Abstract 15834: Evolution of Differences in Women and Men With Non-ST-Segment Elevation Acute Coronary Syndromes: Insights From Clinical Trials Over 15 Years
Background: Historically, women are less often enrolled in ACS trials and receive less evidence-based care than men. Whether these differences and outcomes have changed over time is unclear.
Methods: We characterized trends in inclusion of women vs men in non-ST-segment elevation ACS clinical trials and their treatment (discharge medications, angiography, revascularization) and outcomes (in-hospital bleeding and 30-d and 6-m death) using data from 58,790 patients enrolled in 9 phase III clinical trials of antithrombotic therapy over 15 years. Patient-level data were mapped to 3 prespecified enrollment periods (1994-98, 1999-2003, 2004-08) and stratified by sex.
Results: In total, 20,031 patients (34.1%) were women with little temporal change: 1994-98, 34.1%; 1999-2003, 35.1%; 2004-08, 31.6%. The Table shows baseline characteristics, discharge medication use, angiography, revascularization, and outcomes by sex and time period. Age, comorbidities, and acute risk (GRACE score >140 [>3% risk of in-hospital death]) increased over time in women and men. Increases in the use of evidence-based medication and angiography were dramatic for both women and men, with only small quantitative differences by sex over time. Despite similar use of angiography by sex by time period, revascularization remained lower among women. 30-d and 6-m mortality declined similarly over time among women and men.
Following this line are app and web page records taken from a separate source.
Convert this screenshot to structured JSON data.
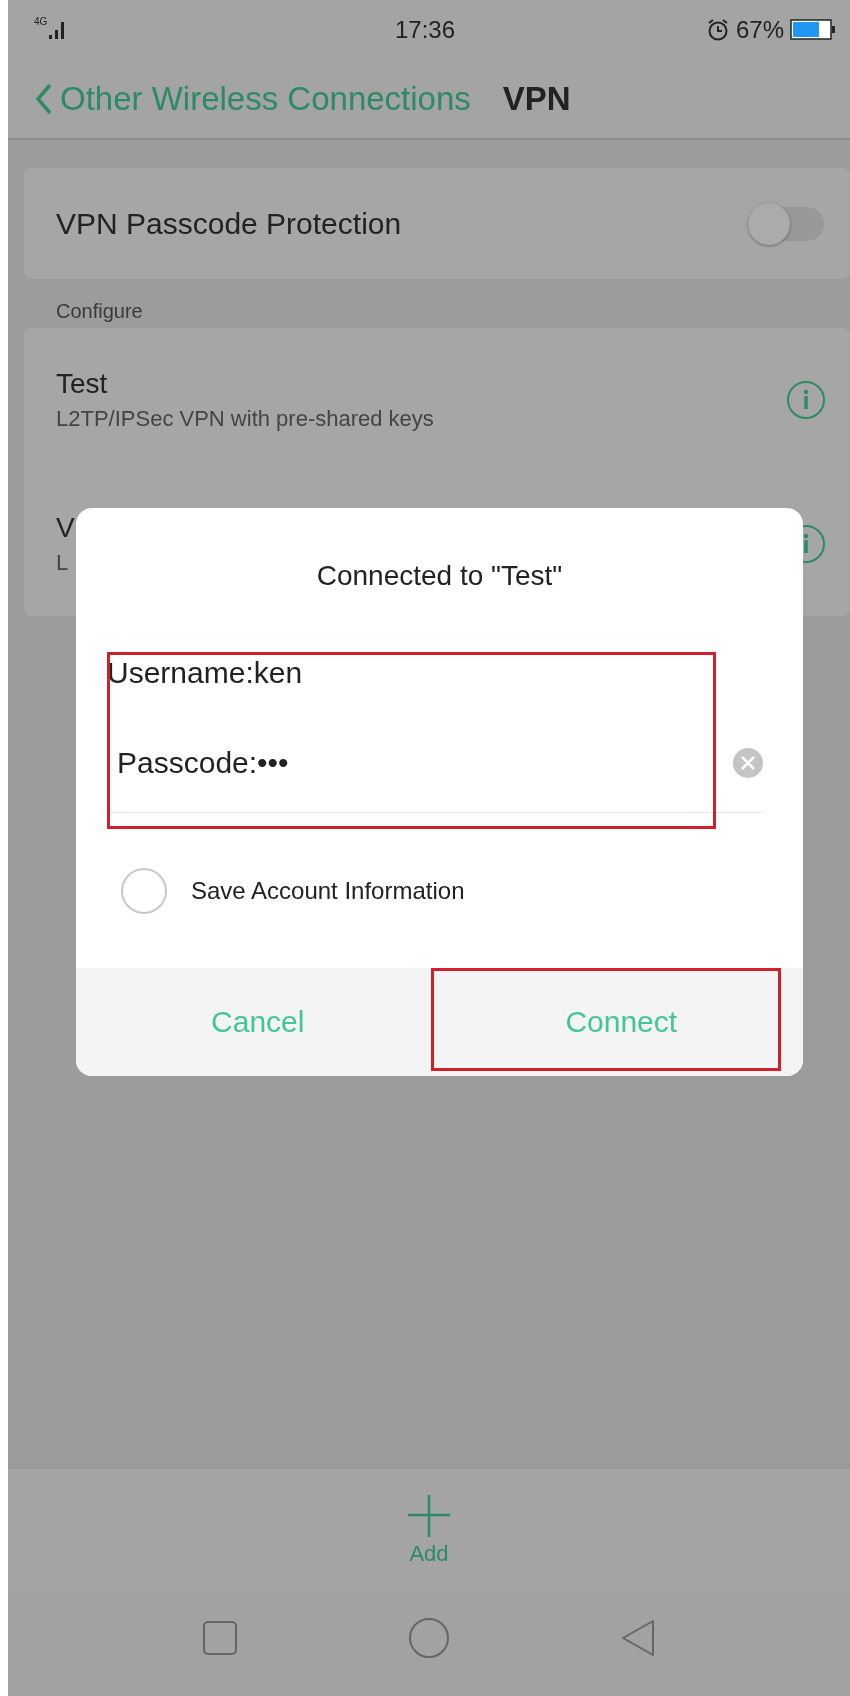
{
  "status_bar": {
    "network": "4G",
    "time": "17:36",
    "battery": "67%"
  },
  "header": {
    "back_label": "Other Wireless Connections",
    "title": "VPN"
  },
  "settings": [
    {
      "label": "VPN Passcode Protection",
      "on": false
    }
  ],
  "section_label": "Configure",
  "vpn_profiles": [
    {
      "name": "Test",
      "type": "L2TP/IPSec VPN with pre-shared keys"
    },
    {
      "name": "V",
      "type": "L"
    }
  ],
  "dialog": {
    "title": "Connected to \"Test\"",
    "username": "Username:ken",
    "passcode": "Passcode:•••",
    "fields_highlighted": true,
    "save_account": {
      "label": "Save Account Information",
      "checked": false
    },
    "buttons": [
      {
        "label": "Cancel",
        "highlighted": false
      },
      {
        "label": "Connect",
        "highlighted": true
      }
    ]
  },
  "bottom_bar": {
    "add_label": "Add"
  }
}
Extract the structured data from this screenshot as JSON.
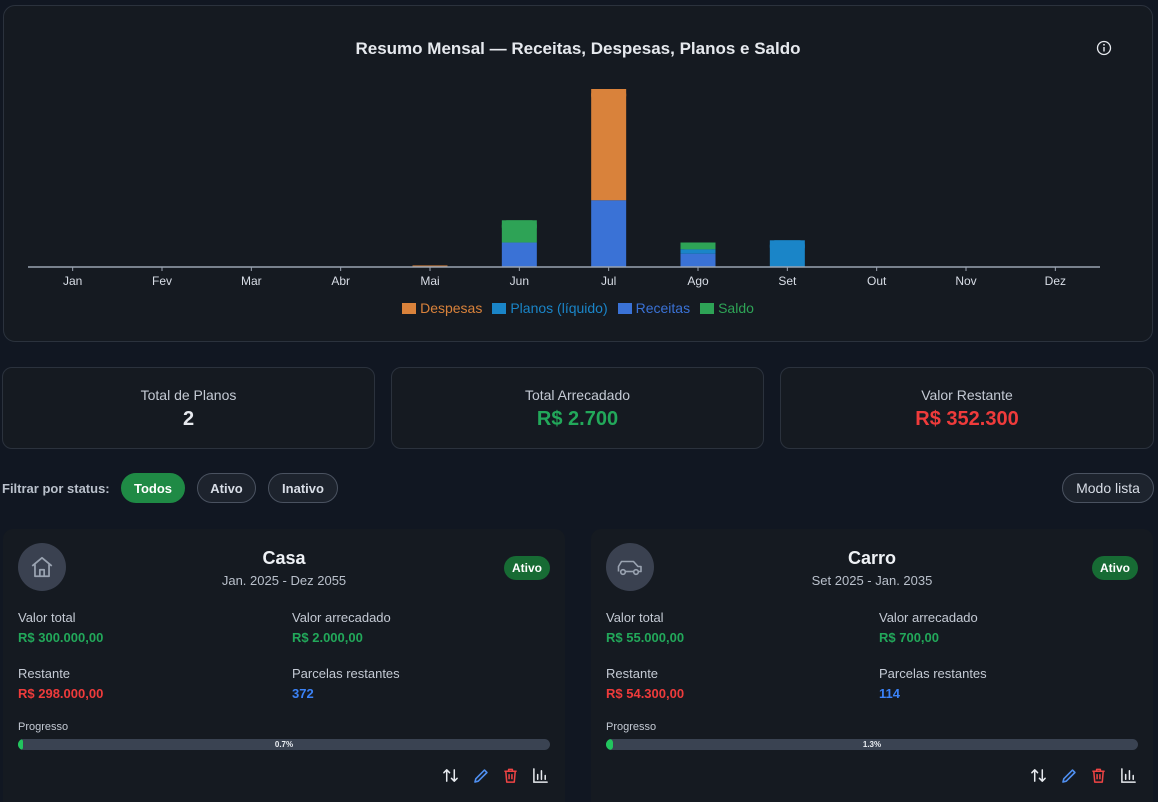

GUSTO severe bleeding was similar by sex and stable over time (1994-98, 1.3% vs 2004-08, 1.1%). Women were transfused more often than men in all time periods, and overall transfusion use increased by an absolute 3.7% from 1994-98 to 2004-08 with similar trajectory by sex.
Conclusions: Despite efforts to include more women in ACS trials, enrollment of women has not changed. Importantly, use of evidence-based care has increased and mortality has steadily declined for both sexes. Increasing use of transfusion despite stable bleeding rates deserves further study.
- © 2013 by American Heart Association, Inc.